◆ **Website and app data records**:
★ ★ ★ ★
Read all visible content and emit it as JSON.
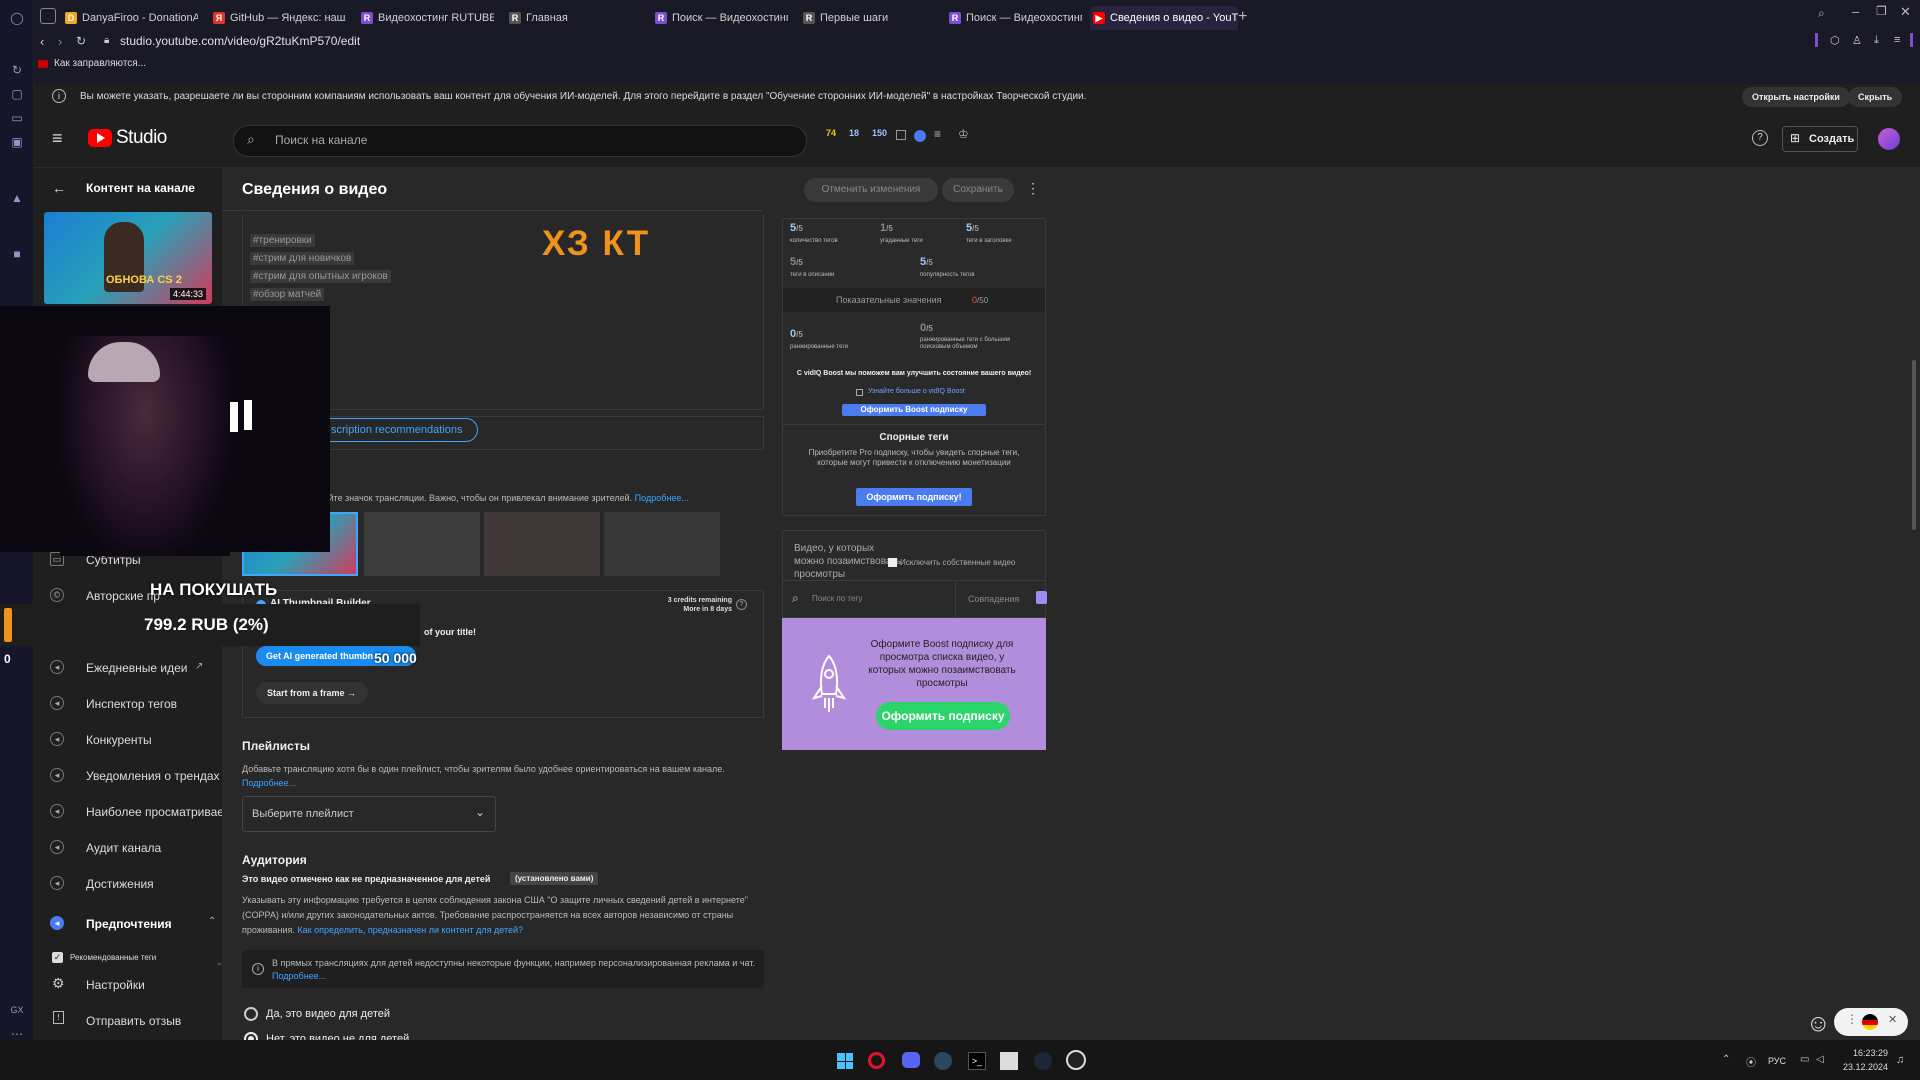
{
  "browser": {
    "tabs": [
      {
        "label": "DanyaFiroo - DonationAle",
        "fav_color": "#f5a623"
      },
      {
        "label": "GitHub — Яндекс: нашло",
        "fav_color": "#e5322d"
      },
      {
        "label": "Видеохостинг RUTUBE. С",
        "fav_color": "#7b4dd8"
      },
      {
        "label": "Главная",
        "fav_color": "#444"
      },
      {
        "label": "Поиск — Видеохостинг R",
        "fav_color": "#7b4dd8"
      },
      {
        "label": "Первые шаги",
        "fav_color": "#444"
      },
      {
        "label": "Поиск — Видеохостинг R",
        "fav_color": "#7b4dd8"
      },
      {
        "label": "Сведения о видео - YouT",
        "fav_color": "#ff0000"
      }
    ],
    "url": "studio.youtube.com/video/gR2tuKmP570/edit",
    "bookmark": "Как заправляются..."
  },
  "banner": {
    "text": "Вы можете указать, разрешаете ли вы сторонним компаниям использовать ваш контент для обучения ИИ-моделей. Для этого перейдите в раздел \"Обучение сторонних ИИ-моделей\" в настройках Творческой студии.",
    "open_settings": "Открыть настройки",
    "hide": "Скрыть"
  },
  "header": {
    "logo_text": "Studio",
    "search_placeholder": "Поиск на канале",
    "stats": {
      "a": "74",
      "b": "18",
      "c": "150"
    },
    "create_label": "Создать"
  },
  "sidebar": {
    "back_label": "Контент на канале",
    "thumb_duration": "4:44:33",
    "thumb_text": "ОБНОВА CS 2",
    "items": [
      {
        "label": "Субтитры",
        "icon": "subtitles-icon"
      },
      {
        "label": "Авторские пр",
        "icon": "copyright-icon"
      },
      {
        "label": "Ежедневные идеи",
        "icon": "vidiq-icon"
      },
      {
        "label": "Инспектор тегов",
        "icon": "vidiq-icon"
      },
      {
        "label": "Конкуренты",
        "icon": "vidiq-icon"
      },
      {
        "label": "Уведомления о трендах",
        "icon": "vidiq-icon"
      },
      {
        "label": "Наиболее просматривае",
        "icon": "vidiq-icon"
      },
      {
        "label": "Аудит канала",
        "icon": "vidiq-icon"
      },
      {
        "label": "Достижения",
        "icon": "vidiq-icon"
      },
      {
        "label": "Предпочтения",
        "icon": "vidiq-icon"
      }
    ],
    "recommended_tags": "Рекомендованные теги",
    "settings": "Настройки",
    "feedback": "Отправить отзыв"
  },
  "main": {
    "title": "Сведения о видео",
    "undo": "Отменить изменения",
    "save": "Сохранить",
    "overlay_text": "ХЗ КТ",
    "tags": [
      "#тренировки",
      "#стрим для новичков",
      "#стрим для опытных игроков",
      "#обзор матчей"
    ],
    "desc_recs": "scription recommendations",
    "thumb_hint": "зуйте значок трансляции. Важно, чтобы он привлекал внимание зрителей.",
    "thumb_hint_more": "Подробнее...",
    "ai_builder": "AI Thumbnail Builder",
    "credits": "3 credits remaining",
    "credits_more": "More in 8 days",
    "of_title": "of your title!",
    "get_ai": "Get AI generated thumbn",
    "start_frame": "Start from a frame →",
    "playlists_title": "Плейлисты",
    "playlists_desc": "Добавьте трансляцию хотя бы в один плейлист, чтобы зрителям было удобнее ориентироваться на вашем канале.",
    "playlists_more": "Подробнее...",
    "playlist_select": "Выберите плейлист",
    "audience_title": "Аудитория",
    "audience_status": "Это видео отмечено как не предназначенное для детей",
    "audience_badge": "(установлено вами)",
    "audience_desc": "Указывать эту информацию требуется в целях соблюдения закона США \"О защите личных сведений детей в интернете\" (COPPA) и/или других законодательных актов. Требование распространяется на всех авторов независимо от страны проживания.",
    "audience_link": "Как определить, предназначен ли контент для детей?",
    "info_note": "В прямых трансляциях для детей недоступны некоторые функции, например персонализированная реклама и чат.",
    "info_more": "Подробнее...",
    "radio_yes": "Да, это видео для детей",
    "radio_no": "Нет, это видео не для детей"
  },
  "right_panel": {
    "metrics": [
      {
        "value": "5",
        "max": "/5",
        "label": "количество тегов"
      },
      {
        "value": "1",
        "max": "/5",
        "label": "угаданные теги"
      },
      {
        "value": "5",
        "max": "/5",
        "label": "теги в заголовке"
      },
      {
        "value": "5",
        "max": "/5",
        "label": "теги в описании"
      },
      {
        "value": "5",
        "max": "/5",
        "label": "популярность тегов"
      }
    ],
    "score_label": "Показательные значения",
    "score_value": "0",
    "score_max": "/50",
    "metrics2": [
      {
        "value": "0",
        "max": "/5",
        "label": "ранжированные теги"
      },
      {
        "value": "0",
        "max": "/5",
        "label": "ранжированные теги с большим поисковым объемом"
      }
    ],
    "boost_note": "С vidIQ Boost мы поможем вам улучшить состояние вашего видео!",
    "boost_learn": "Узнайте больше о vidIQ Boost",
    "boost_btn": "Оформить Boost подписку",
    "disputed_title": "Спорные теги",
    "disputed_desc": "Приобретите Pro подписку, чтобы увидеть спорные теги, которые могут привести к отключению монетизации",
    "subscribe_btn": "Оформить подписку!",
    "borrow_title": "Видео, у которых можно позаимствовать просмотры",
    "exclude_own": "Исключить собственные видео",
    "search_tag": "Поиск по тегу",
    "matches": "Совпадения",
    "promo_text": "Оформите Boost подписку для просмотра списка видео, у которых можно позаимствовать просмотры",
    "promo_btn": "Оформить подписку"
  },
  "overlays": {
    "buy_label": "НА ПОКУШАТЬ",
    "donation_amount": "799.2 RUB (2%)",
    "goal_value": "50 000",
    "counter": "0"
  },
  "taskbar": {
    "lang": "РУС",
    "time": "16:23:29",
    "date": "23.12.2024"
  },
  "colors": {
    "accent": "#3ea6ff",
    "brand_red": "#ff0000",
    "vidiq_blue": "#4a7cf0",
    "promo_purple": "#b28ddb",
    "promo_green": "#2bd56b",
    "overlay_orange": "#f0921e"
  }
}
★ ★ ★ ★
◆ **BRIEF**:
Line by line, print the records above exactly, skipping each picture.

◆ **WRITTEN SOLUTION**:
Read all visible content and emit it as JSON.
{
  "browser": {
    "tabs": [
      {
        "label": "DanyaFiroo - DonationAle",
        "fav_color": "#f5a623"
      },
      {
        "label": "GitHub — Яндекс: нашло",
        "fav_color": "#e5322d"
      },
      {
        "label": "Видеохостинг RUTUBE. С",
        "fav_color": "#7b4dd8"
      },
      {
        "label": "Главная",
        "fav_color": "#444"
      },
      {
        "label": "Поиск — Видеохостинг R",
        "fav_color": "#7b4dd8"
      },
      {
        "label": "Первые шаги",
        "fav_color": "#444"
      },
      {
        "label": "Поиск — Видеохостинг R",
        "fav_color": "#7b4dd8"
      },
      {
        "label": "Сведения о видео - YouT",
        "fav_color": "#ff0000"
      }
    ],
    "url": "studio.youtube.com/video/gR2tuKmP570/edit",
    "bookmark": "Как заправляются..."
  },
  "banner": {
    "text": "Вы можете указать, разрешаете ли вы сторонним компаниям использовать ваш контент для обучения ИИ-моделей. Для этого перейдите в раздел \"Обучение сторонних ИИ-моделей\" в настройках Творческой студии.",
    "open_settings": "Открыть настройки",
    "hide": "Скрыть"
  },
  "header": {
    "logo_text": "Studio",
    "search_placeholder": "Поиск на канале",
    "stats": {
      "a": "74",
      "b": "18",
      "c": "150"
    },
    "create_label": "Создать"
  },
  "sidebar": {
    "back_label": "Контент на канале",
    "thumb_duration": "4:44:33",
    "thumb_text": "ОБНОВА CS 2",
    "items": [
      {
        "label": "Субтитры",
        "icon": "subtitles-icon"
      },
      {
        "label": "Авторские пр",
        "icon": "copyright-icon"
      },
      {
        "label": "Ежедневные идеи",
        "icon": "vidiq-icon"
      },
      {
        "label": "Инспектор тегов",
        "icon": "vidiq-icon"
      },
      {
        "label": "Конкуренты",
        "icon": "vidiq-icon"
      },
      {
        "label": "Уведомления о трендах",
        "icon": "vidiq-icon"
      },
      {
        "label": "Наиболее просматривае",
        "icon": "vidiq-icon"
      },
      {
        "label": "Аудит канала",
        "icon": "vidiq-icon"
      },
      {
        "label": "Достижения",
        "icon": "vidiq-icon"
      },
      {
        "label": "Предпочтения",
        "icon": "vidiq-icon"
      }
    ],
    "recommended_tags": "Рекомендованные теги",
    "settings": "Настройки",
    "feedback": "Отправить отзыв"
  },
  "main": {
    "title": "Сведения о видео",
    "undo": "Отменить изменения",
    "save": "Сохранить",
    "overlay_text": "ХЗ КТ",
    "tags": [
      "#тренировки",
      "#стрим для новичков",
      "#стрим для опытных игроков",
      "#обзор матчей"
    ],
    "desc_recs": "scription recommendations",
    "thumb_hint": "зуйте значок трансляции. Важно, чтобы он привлекал внимание зрителей.",
    "thumb_hint_more": "Подробнее...",
    "ai_builder": "AI Thumbnail Builder",
    "credits": "3 credits remaining",
    "credits_more": "More in 8 days",
    "of_title": "of your title!",
    "get_ai": "Get AI generated thumbn",
    "start_frame": "Start from a frame →",
    "playlists_title": "Плейлисты",
    "playlists_desc": "Добавьте трансляцию хотя бы в один плейлист, чтобы зрителям было удобнее ориентироваться на вашем канале.",
    "playlists_more": "Подробнее...",
    "playlist_select": "Выберите плейлист",
    "audience_title": "Аудитория",
    "audience_status": "Это видео отмечено как не предназначенное для детей",
    "audience_badge": "(установлено вами)",
    "audience_desc": "Указывать эту информацию требуется в целях соблюдения закона США \"О защите личных сведений детей в интернете\" (COPPA) и/или других законодательных актов. Требование распространяется на всех авторов независимо от страны проживания.",
    "audience_link": "Как определить, предназначен ли контент для детей?",
    "info_note": "В прямых трансляциях для детей недоступны некоторые функции, например персонализированная реклама и чат.",
    "info_more": "Подробнее...",
    "radio_yes": "Да, это видео для детей",
    "radio_no": "Нет, это видео не для детей"
  },
  "right_panel": {
    "metrics": [
      {
        "value": "5",
        "max": "/5",
        "label": "количество тегов"
      },
      {
        "value": "1",
        "max": "/5",
        "label": "угаданные теги"
      },
      {
        "value": "5",
        "max": "/5",
        "label": "теги в заголовке"
      },
      {
        "value": "5",
        "max": "/5",
        "label": "теги в описании"
      },
      {
        "value": "5",
        "max": "/5",
        "label": "популярность тегов"
      }
    ],
    "score_label": "Показательные значения",
    "score_value": "0",
    "score_max": "/50",
    "metrics2": [
      {
        "value": "0",
        "max": "/5",
        "label": "ранжированные теги"
      },
      {
        "value": "0",
        "max": "/5",
        "label": "ранжированные теги с большим поисковым объемом"
      }
    ],
    "boost_note": "С vidIQ Boost мы поможем вам улучшить состояние вашего видео!",
    "boost_learn": "Узнайте больше о vidIQ Boost",
    "boost_btn": "Оформить Boost подписку",
    "disputed_title": "Спорные теги",
    "disputed_desc": "Приобретите Pro подписку, чтобы увидеть спорные теги, которые могут привести к отключению монетизации",
    "subscribe_btn": "Оформить подписку!",
    "borrow_title": "Видео, у которых можно позаимствовать просмотры",
    "exclude_own": "Исключить собственные видео",
    "search_tag": "Поиск по тегу",
    "matches": "Совпадения",
    "promo_text": "Оформите Boost подписку для просмотра списка видео, у которых можно позаимствовать просмотры",
    "promo_btn": "Оформить подписку"
  },
  "overlays": {
    "buy_label": "НА ПОКУШАТЬ",
    "donation_amount": "799.2 RUB (2%)",
    "goal_value": "50 000",
    "counter": "0"
  },
  "taskbar": {
    "lang": "РУС",
    "time": "16:23:29",
    "date": "23.12.2024"
  },
  "colors": {
    "accent": "#3ea6ff",
    "brand_red": "#ff0000",
    "vidiq_blue": "#4a7cf0",
    "promo_purple": "#b28ddb",
    "promo_green": "#2bd56b",
    "overlay_orange": "#f0921e"
  }
}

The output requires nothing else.